Barszcz is the most iconic of Polish soups and is an uncontested favorite throughout Eastern Europe.  There are hundreds of varieties, depending on which region or town or village your recipe originates.  The clear varieties, not much more than flavored broth, are very sophisticated holiday specialties, most often sipped from a fancy china cup to accompany other Easter or Christmas appetizers.  More hearty versions get their balanced flavors from the addition of vegetables, sour cream and occasionally a full head-on shrimp or two.  They are commonly served both hot and refreshingly cool.

There are several classic recipes for beet dishes in our new book, including a clear Barszcz for Christmas, Cwikla, a very simple Marinated Beet Salad, and Chlodnik – a cool summer Barszcz with the most amazing pink color with flavors to match. It must be said here that Dan and Matt, who styled and photographed the plates for our book, were not very familiar with beets before coming to our kitchen.  As expected from two young men in a perpetual state of hunger, they had to taste every dish in the book.  By the time they tasted all the beet recipes, it’s safe to say they had become converts!

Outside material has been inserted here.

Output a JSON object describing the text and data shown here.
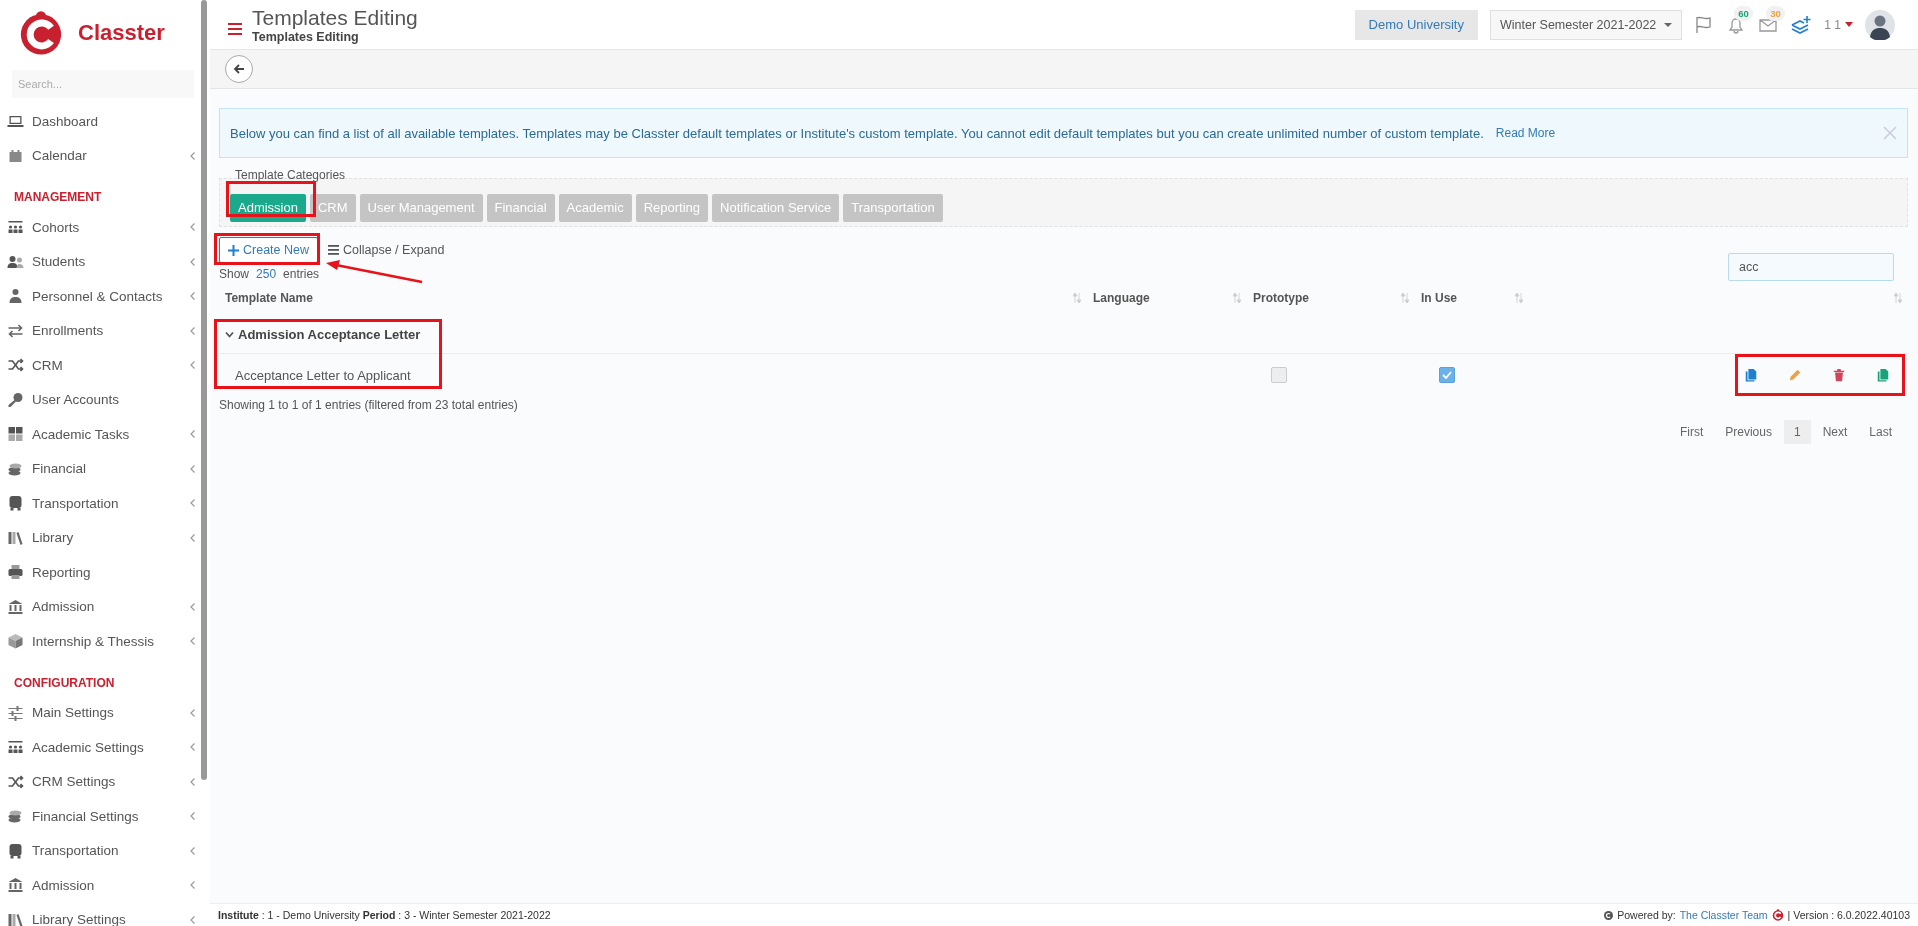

Here is a simplified recipe for a very quick and easy version of Barszcz that would be great for a spring lunch, served with hunks of fresh crusty rye and your favourite adult beverage. Only 15 minutes to prepare! Smacznego!

6 beef bouillon cubes
3 1/2 cups water
2 1-pound cans of red beets (not pickled)
1 14-ounce can of brown baked beans
1 tablespoon lemon juice
1/2 teaspoon salt
1 teaspoon sugar
3 tablespoons sour cream
1 tablespoon fresh parsley, chopped

Bring water to boil in a large pot.  Dissolve the bouillon cubes and add all the beet juice drained from the two cans of beets. Rough-chop 1 cup of beets and add to the pot; save the rest of the beets for another day.   Rinse the beans well, add to the pot and bring back to a low boil. Add the lemon juice and seasonings to taste.  The salt and lemon juice will enhance the beet flavours. Also, you should definitely taste the pepper.   Remove from heat.  Serve in casual bowls and top with dollops of sour cream and sprinkled parsley.